“Unfortunately, a lot of colorful rhetoric permeated this case. But this was not any wire snipping, bandana wearing, gun-toting raid on the neighbor’s cattle. It’s undisputed that the cows just wandered across the river and were sold,” Vance says. “It’s certainly been our position that the act of selling the neighbor’s cattle does not warrant punitive damages at all under Texas law. But, we are nonetheless pleased that the court recognized the constitutional excess of the award in this case.”

Vance also stresses that neither Bennett nor the Bonham Corp. has been convicted of a crime associated with the cattle theft discussed in the opinion.

“I think it’s really important to remember that Mr. Bennett was acquitted of the felony charges of selling the cattle,” Vance says.
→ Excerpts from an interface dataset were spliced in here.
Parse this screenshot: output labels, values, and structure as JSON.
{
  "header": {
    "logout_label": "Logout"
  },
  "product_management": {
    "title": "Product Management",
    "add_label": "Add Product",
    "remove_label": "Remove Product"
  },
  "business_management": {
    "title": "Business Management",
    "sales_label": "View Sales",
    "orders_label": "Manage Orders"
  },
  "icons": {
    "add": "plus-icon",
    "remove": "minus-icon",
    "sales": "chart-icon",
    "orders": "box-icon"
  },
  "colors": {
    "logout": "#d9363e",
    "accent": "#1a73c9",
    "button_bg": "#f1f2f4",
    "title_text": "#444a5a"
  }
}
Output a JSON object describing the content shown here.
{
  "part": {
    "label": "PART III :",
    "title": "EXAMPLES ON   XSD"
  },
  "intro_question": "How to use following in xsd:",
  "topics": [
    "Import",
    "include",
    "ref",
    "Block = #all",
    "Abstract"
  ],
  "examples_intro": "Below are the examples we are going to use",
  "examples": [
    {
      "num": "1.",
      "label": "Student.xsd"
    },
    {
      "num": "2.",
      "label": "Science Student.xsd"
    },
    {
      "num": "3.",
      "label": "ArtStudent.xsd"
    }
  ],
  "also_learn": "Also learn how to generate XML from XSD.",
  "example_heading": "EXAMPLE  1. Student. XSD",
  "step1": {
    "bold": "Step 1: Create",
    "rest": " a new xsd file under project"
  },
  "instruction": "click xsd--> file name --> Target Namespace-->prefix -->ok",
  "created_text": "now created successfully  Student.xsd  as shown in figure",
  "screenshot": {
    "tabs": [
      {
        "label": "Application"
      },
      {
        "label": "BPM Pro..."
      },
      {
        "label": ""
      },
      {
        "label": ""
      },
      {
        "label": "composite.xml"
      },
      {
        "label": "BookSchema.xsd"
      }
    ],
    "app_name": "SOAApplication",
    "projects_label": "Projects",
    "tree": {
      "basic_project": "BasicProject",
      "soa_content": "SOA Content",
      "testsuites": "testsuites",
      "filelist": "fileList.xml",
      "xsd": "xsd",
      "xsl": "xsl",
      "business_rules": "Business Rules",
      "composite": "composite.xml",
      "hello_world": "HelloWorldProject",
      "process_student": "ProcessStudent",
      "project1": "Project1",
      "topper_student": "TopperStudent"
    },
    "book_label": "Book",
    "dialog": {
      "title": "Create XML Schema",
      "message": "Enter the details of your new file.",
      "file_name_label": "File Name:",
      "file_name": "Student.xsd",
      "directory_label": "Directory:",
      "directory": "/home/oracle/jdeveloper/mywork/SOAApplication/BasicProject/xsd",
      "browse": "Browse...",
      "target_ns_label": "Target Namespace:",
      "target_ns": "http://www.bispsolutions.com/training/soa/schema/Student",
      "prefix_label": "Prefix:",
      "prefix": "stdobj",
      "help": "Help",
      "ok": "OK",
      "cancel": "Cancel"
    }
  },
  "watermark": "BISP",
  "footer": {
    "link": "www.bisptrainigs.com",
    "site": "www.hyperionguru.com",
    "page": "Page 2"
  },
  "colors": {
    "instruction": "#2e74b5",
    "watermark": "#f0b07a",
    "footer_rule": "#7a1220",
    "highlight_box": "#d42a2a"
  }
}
She also denies that Bennett and the Bonham Corporation acted maliciously as alleged in the civil litigation.

David Keltner, a partner in Fort Worth’s Kelly Hart & Hallman who represents the plaintiff in Bennett , plans on asking the court for a rehearing of the case.

“The thing I regret about the decision is that conduct that a jury found was criminal in nature, accompanied by evidence of a cover up and evidence of attempting bribes and attempted witness intimidation, doesn’t justify a significant civil penalty,” Keltner says.

Neither Keltner nor Vance has any idea how the punitive damages might be assessed in this case now.

“I’m not sure that the court has given us bright-line boundaries for the range and type of conduct that can be considered in weighing punitive damages,” Vance says. “There was a great deal of alleged but non-proven conduct here that was used to weigh in favor of reprehensibility or malice. And that’s truly the heart of the issue, is whether Mr. Bennett acted maliciously or reprehensibly when he sold the cattle belonging to Mr. Reynolds.”

Keltner says he still hopes he can preserve the damage award, based on the harm that could have been caused to his client had Bennett been successful.

Pondering Punitives

The decision alarms plaintiff lawyers such as John Gsanger, a partner in Corpus Christi’s The Edwards Law Firm, who tries to preserve punitive damages on appeal.

After all, punitive damages are named that for a reason, Gsanger says. “They’re not to compensate somebody. They are to punish somebody. And unless we were talking about specific examples of criminal conduct, Texas law already has a statutory cap on damages that addresses the due process concerns that the Supreme Court had previously written about.”

But Chris Kratovil, a partner in the Dallas office of K&L Gates who represents corporate defendants on appeal, says the opinion is a reasonable interpretation of U.S. Supreme Court precedent.

“[H]ow does $5,300 in actual damages support an award of $1.25 million in punitives?” Kratovil says.

“The key thing to me is the U.S. Supreme Court has made clear that the Anglo-American legal tradition supports double, triple and quadruple damages,” Kratovil says. “Anything beyond that starts to raise due process issues.”